Your goal: Among the records below, find the lines with the word "year" and copy them.

Entries supplied:
════
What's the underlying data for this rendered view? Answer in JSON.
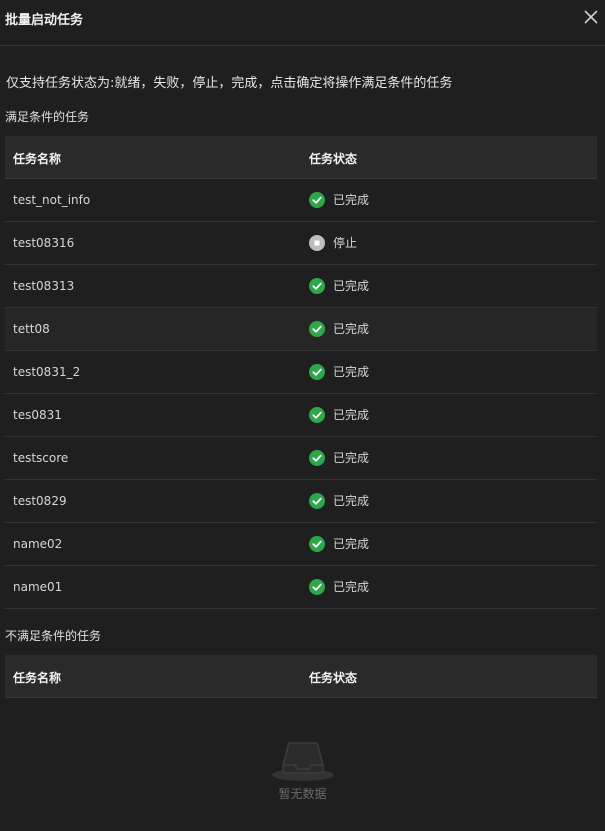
{
  "dialog": {
    "title": "批量启动任务",
    "close_icon": "close-icon",
    "description": "仅支持任务状态为:就绪，失败，停止，完成，点击确定将操作满足条件的任务"
  },
  "qualified": {
    "label": "满足条件的任务",
    "columns": [
      "任务名称",
      "任务状态"
    ],
    "rows": [
      {
        "name": "test_not_info",
        "status": "已完成",
        "status_icon": "check-circle-icon"
      },
      {
        "name": "test08316",
        "status": "停止",
        "status_icon": "stop-circle-icon"
      },
      {
        "name": "test08313",
        "status": "已完成",
        "status_icon": "check-circle-icon"
      },
      {
        "name": "tett08",
        "status": "已完成",
        "status_icon": "check-circle-icon"
      },
      {
        "name": "test0831_2",
        "status": "已完成",
        "status_icon": "check-circle-icon"
      },
      {
        "name": "tes0831",
        "status": "已完成",
        "status_icon": "check-circle-icon"
      },
      {
        "name": "testscore",
        "status": "已完成",
        "status_icon": "check-circle-icon"
      },
      {
        "name": "test0829",
        "status": "已完成",
        "status_icon": "check-circle-icon"
      },
      {
        "name": "name02",
        "status": "已完成",
        "status_icon": "check-circle-icon"
      },
      {
        "name": "name01",
        "status": "已完成",
        "status_icon": "check-circle-icon"
      }
    ]
  },
  "unqualified": {
    "label": "不满足条件的任务",
    "columns": [
      "任务名称",
      "任务状态"
    ],
    "empty_text": "暂无数据",
    "empty_icon": "empty-inbox-icon"
  },
  "colors": {
    "success": "#2ea64a",
    "stopped": "#bdbdbd",
    "background": "#1f1f1f"
  }
}
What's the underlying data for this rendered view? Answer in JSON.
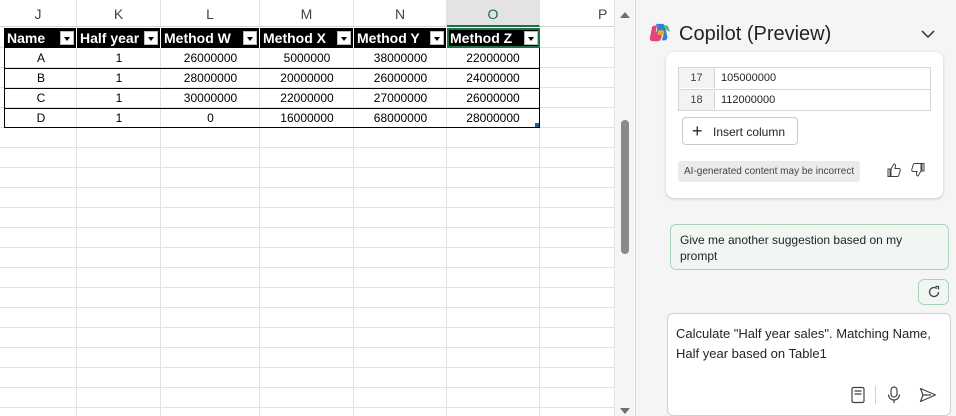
{
  "sheet": {
    "columns": [
      "J",
      "K",
      "L",
      "M",
      "N",
      "O",
      "P"
    ],
    "selected_column": "O",
    "table": {
      "headers": [
        "Name",
        "Half year",
        "Method W",
        "Method X",
        "Method Y",
        "Method Z"
      ],
      "rows": [
        [
          "A",
          "1",
          "26000000",
          "5000000",
          "38000000",
          "22000000"
        ],
        [
          "B",
          "1",
          "28000000",
          "20000000",
          "26000000",
          "24000000"
        ],
        [
          "C",
          "1",
          "30000000",
          "22000000",
          "27000000",
          "26000000"
        ],
        [
          "D",
          "1",
          "0",
          "16000000",
          "68000000",
          "28000000"
        ]
      ]
    }
  },
  "copilot": {
    "title": "Copilot (Preview)",
    "mini_table": [
      {
        "num": "17",
        "value": "105000000"
      },
      {
        "num": "18",
        "value": "112000000"
      }
    ],
    "insert_button": "Insert column",
    "ai_badge": "AI-generated content may be incorrect",
    "suggestion": "Give me another suggestion based on my prompt",
    "compose_text": "Calculate \"Half year sales\". Matching Name, Half year based on Table1",
    "icons": {
      "logo": "copilot-logo-icon",
      "chevron": "chevron-down-icon",
      "thumb_up": "thumbs-up-icon",
      "thumb_down": "thumbs-down-icon",
      "refresh": "refresh-icon",
      "prompts": "prompt-guide-icon",
      "mic": "microphone-icon",
      "send": "send-icon"
    },
    "colors": {
      "accent_green": "#1e7145",
      "suggestion_border": "#a8d5b8"
    }
  }
}
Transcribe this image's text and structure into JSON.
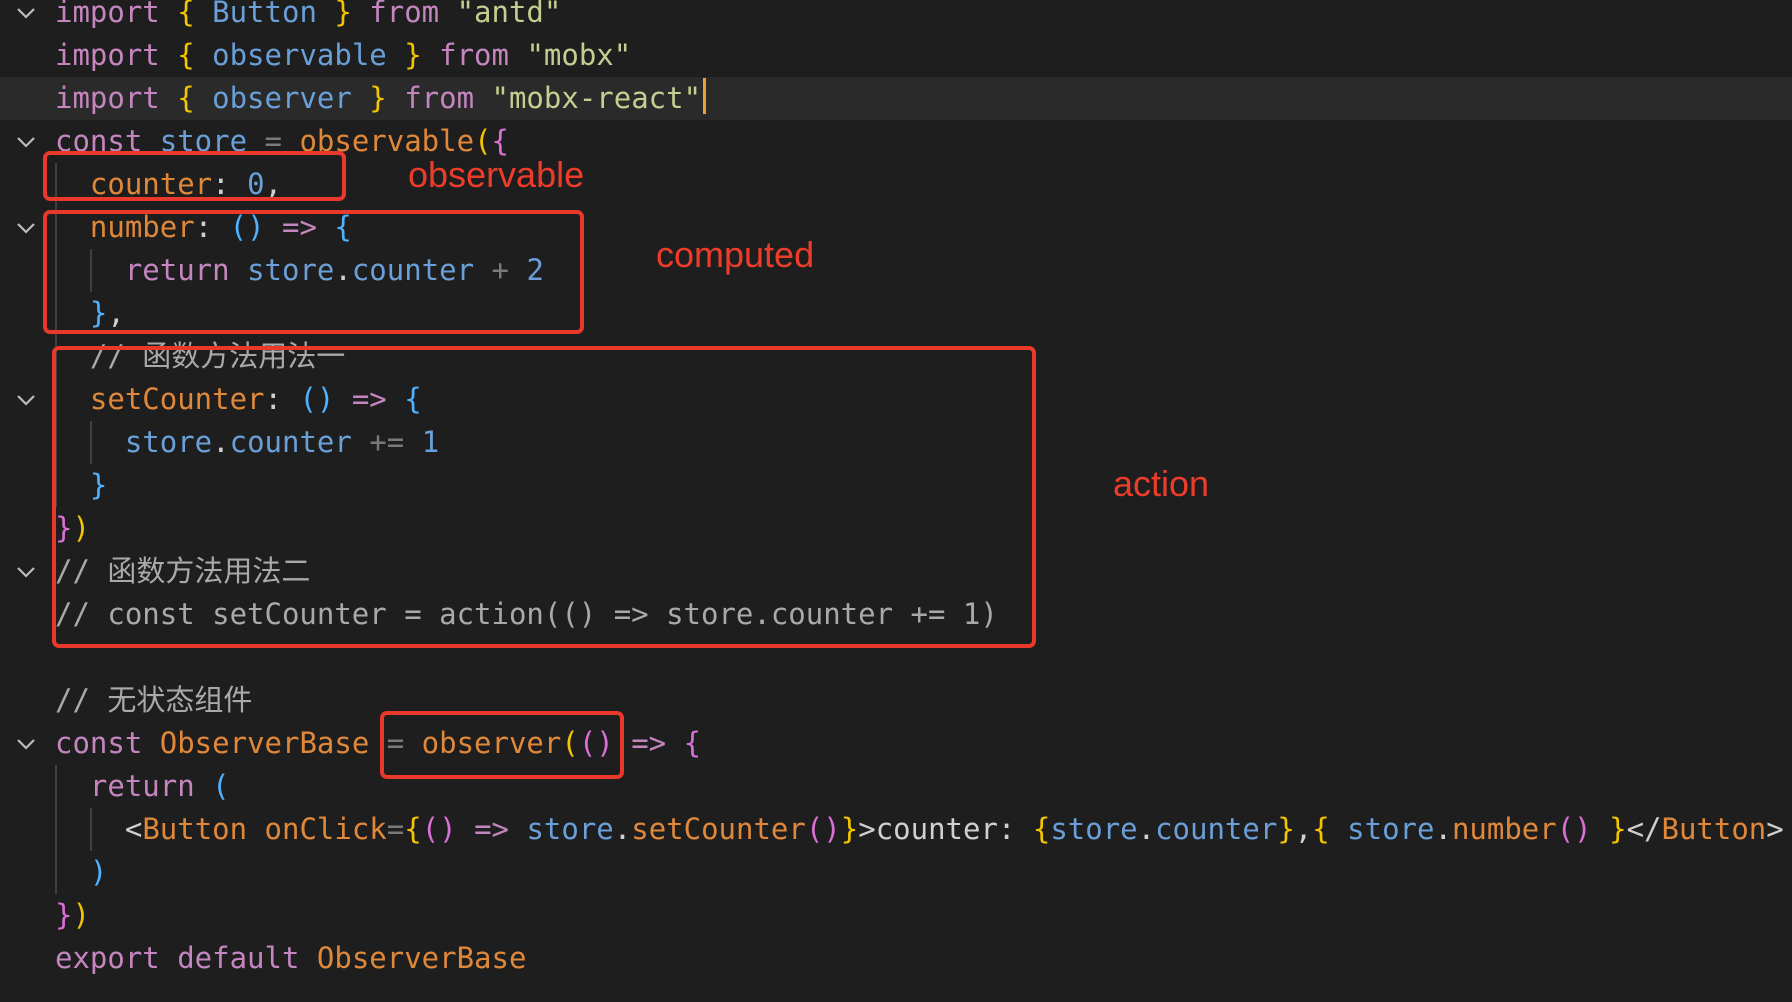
{
  "lines": [
    [
      [
        "import ",
        "kw"
      ],
      [
        "{ ",
        "br1"
      ],
      [
        "Button ",
        "var"
      ],
      [
        "} ",
        "br1"
      ],
      [
        "from ",
        "kw"
      ],
      [
        "\"antd\"",
        "str"
      ]
    ],
    [
      [
        "import ",
        "kw"
      ],
      [
        "{ ",
        "br1"
      ],
      [
        "observable ",
        "var"
      ],
      [
        "} ",
        "br1"
      ],
      [
        "from ",
        "kw"
      ],
      [
        "\"mobx\"",
        "str"
      ]
    ],
    [
      [
        "import ",
        "kw"
      ],
      [
        "{ ",
        "br1"
      ],
      [
        "observer ",
        "var"
      ],
      [
        "} ",
        "br1"
      ],
      [
        "from ",
        "kw"
      ],
      [
        "\"mobx-react\"",
        "str"
      ]
    ],
    [
      [
        "const ",
        "kw"
      ],
      [
        "store ",
        "var"
      ],
      [
        "= ",
        "op"
      ],
      [
        "observable",
        "fn"
      ],
      [
        "(",
        "br1"
      ],
      [
        "{",
        "br2"
      ]
    ],
    [
      [
        "  counter",
        "prop"
      ],
      [
        ": ",
        "punc"
      ],
      [
        "0",
        "num"
      ],
      [
        ",",
        "punc"
      ]
    ],
    [
      [
        "  number",
        "prop"
      ],
      [
        ": ",
        "punc"
      ],
      [
        "() ",
        "br3"
      ],
      [
        "=> ",
        "kw"
      ],
      [
        "{",
        "br3"
      ]
    ],
    [
      [
        "    return ",
        "kw"
      ],
      [
        "store",
        "var"
      ],
      [
        ".",
        "punc"
      ],
      [
        "counter ",
        "var"
      ],
      [
        "+ ",
        "op"
      ],
      [
        "2",
        "num"
      ]
    ],
    [
      [
        "  }",
        "br3"
      ],
      [
        ",",
        "punc"
      ]
    ],
    [
      [
        "  // 函数方法用法一",
        "cmt"
      ]
    ],
    [
      [
        "  setCounter",
        "prop"
      ],
      [
        ": ",
        "punc"
      ],
      [
        "() ",
        "br3"
      ],
      [
        "=> ",
        "kw"
      ],
      [
        "{",
        "br3"
      ]
    ],
    [
      [
        "    store",
        "var"
      ],
      [
        ".",
        "punc"
      ],
      [
        "counter ",
        "var"
      ],
      [
        "+= ",
        "op"
      ],
      [
        "1",
        "num"
      ]
    ],
    [
      [
        "  }",
        "br3"
      ]
    ],
    [
      [
        "}",
        "br2"
      ],
      [
        ")",
        "br1"
      ]
    ],
    [
      [
        "// 函数方法用法二",
        "cmt"
      ]
    ],
    [
      [
        "// const setCounter = action(() => store.counter += 1)",
        "cmt"
      ]
    ],
    [
      [
        "",
        "cmt"
      ]
    ],
    [
      [
        "// 无状态组件",
        "cmt"
      ]
    ],
    [
      [
        "const ",
        "kw"
      ],
      [
        "ObserverBase ",
        "fn"
      ],
      [
        "= ",
        "op"
      ],
      [
        "observer",
        "fn"
      ],
      [
        "(",
        "br1"
      ],
      [
        "()",
        "br2"
      ],
      [
        " => ",
        "kw"
      ],
      [
        "{",
        "br2"
      ]
    ],
    [
      [
        "  return ",
        "kw"
      ],
      [
        "(",
        "br3"
      ]
    ],
    [
      [
        "    <",
        "punc"
      ],
      [
        "Button ",
        "fn"
      ],
      [
        "onClick",
        "prop"
      ],
      [
        "=",
        "op"
      ],
      [
        "{",
        "br1"
      ],
      [
        "()",
        "br2"
      ],
      [
        " => ",
        "kw"
      ],
      [
        "store",
        "var"
      ],
      [
        ".",
        "punc"
      ],
      [
        "setCounter",
        "fn"
      ],
      [
        "()",
        "br2"
      ],
      [
        "}",
        "br1"
      ],
      [
        ">counter: ",
        "punc"
      ],
      [
        "{",
        "br1"
      ],
      [
        "store",
        "var"
      ],
      [
        ".",
        "punc"
      ],
      [
        "counter",
        "var"
      ],
      [
        "}",
        "br1"
      ],
      [
        ",",
        "punc"
      ],
      [
        "{ ",
        "br1"
      ],
      [
        "store",
        "var"
      ],
      [
        ".",
        "punc"
      ],
      [
        "number",
        "fn"
      ],
      [
        "() ",
        "br2"
      ],
      [
        "}",
        "br1"
      ],
      [
        "</",
        "punc"
      ],
      [
        "Button",
        "fn"
      ],
      [
        ">",
        "punc"
      ]
    ],
    [
      [
        "  )",
        "br3"
      ]
    ],
    [
      [
        "}",
        "br2"
      ],
      [
        ")",
        "br1"
      ]
    ],
    [
      [
        "export ",
        "kw"
      ],
      [
        "default ",
        "kw"
      ],
      [
        "ObserverBase",
        "fn"
      ]
    ]
  ],
  "annotations": {
    "observable": "observable",
    "computed": "computed",
    "action": "action"
  },
  "colors": {
    "accent": "#e8392b",
    "background": "#1e1e1e"
  },
  "icons": {
    "fold": "chevron-down-icon"
  }
}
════
Output of the task:
        "Half year",
    "compose_text": "Calculate \"Half year sales\". Matching Name, Half year based on Table1",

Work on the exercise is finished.